Brown’s Appointment As Pasco’s City District 3 Rep Upset Some Latinos
The selection of Irving Brown, Sr. as the City District 3 representative is causing controversy in Pasco. David Cortinas, a supporter of Leo Perales—a former candidate who ran for that position in 2021— said Brown’s appointment goes against the Latino communities’ efforts to ensure representation.
Cortinas expressed his opposition during the Pasco Council meeting last week.
Also, he says Brown’s appointment contradicts the 2016 lawsuits that got Latinos fair chances of electing and being elected. He says people in District 3 “are not happy”.
“The will of the people was ignored in the appointment of Irving Brown. (…) He [Brown] ran for office and only received 472 votes; (…) he didn’t make it pass the primary. And he was allowed to get an interview, and he was appointed to the position going against the will of district three. The Latinos went backward,” says Cortinas.
Eleven candidates applied to replace Nikki Torres. She was elected in November 2021 and resigned in May to run for the 15th Legislative District.
Irving Brown Sr. was one of four who got an interview with the Council. Perales was not part of them.
In the election, Perales was the strongest opponent of Nikki Torres. She won by 120 votes.
About the selection, Pasco City Manager Dave Zabell said previous election participation was not a requirement.
“Having run for city council previously was not a criteria for the city council’s appointment process,” says Zabell.
Zabell also clarified what the Council considered.
“They were registered voters. They actually lived in the district and had lived in the city for the required amount of time. (…) They looked at what your civic involvement has been, what kind of activities have you been engaged in at the community level, whether that’s for a nonprofit or if you serve on a board or commission or some of those other types of activities,” says Zabell.
Candidates for Torres position filled out a form that was available on the City of Pasco’s website.
Brown is the first African American appointed council member in 15 years. He was preceded by local Black leaders, such as the first black council member Arthur Fletcher and the first black Mayor, Joe Jackson.

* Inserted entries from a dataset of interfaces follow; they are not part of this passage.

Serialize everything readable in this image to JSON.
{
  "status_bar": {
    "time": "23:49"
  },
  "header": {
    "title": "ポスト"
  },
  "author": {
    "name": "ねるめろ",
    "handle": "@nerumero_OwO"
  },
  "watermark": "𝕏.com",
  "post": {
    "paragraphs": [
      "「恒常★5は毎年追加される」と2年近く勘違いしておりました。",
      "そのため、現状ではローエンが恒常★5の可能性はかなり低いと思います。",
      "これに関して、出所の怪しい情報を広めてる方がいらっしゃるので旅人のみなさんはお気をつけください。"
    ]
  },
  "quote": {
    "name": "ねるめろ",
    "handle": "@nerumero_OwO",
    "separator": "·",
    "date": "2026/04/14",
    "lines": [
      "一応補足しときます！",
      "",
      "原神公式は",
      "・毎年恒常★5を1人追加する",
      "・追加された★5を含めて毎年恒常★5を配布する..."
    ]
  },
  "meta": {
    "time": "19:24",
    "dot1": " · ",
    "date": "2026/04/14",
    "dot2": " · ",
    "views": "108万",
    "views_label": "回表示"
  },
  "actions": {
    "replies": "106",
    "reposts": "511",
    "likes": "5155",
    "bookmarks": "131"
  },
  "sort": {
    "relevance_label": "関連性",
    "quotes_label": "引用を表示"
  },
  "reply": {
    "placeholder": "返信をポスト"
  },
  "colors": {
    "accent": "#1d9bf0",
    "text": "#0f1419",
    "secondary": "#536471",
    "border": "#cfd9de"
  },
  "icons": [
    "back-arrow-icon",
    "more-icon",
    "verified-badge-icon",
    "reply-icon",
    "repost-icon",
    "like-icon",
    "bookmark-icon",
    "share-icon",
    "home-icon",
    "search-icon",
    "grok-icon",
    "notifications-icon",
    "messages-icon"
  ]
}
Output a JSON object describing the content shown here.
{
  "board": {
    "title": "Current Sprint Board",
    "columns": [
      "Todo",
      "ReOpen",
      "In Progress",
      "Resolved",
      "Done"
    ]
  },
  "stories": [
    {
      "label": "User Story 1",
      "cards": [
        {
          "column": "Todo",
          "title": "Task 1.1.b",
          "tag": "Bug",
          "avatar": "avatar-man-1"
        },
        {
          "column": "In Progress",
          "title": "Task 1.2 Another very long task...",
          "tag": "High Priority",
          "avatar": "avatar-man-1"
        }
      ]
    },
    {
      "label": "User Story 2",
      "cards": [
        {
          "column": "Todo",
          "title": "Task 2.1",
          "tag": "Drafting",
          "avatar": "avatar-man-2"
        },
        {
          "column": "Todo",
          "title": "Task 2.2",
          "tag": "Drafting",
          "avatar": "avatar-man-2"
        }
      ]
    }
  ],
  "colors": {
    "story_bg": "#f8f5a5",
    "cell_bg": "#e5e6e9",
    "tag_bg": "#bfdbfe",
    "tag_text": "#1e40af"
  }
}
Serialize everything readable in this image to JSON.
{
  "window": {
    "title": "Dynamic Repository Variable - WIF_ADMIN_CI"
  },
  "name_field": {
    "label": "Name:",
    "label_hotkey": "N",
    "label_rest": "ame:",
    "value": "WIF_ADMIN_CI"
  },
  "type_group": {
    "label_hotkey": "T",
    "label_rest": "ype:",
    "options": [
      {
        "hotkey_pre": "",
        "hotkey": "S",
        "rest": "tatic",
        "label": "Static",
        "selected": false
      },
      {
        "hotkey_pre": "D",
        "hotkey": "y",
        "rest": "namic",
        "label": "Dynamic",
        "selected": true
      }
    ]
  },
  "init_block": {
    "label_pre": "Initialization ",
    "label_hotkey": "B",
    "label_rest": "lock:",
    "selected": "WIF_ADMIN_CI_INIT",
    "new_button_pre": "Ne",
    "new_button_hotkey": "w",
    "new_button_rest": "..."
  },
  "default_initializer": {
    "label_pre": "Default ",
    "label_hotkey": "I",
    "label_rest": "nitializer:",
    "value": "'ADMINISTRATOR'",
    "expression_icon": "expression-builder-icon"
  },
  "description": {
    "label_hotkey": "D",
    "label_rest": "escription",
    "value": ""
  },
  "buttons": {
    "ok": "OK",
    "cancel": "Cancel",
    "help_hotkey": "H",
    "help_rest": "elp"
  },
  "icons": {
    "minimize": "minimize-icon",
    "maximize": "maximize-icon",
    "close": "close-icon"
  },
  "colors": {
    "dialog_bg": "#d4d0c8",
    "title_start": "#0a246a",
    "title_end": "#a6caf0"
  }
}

Even if the term of the position is until December 31, 2025, state law requires to open the District 3 Council seat for election in 2023 because of the vacancy.
The black population in Pasco is estimated at 2.4 percent.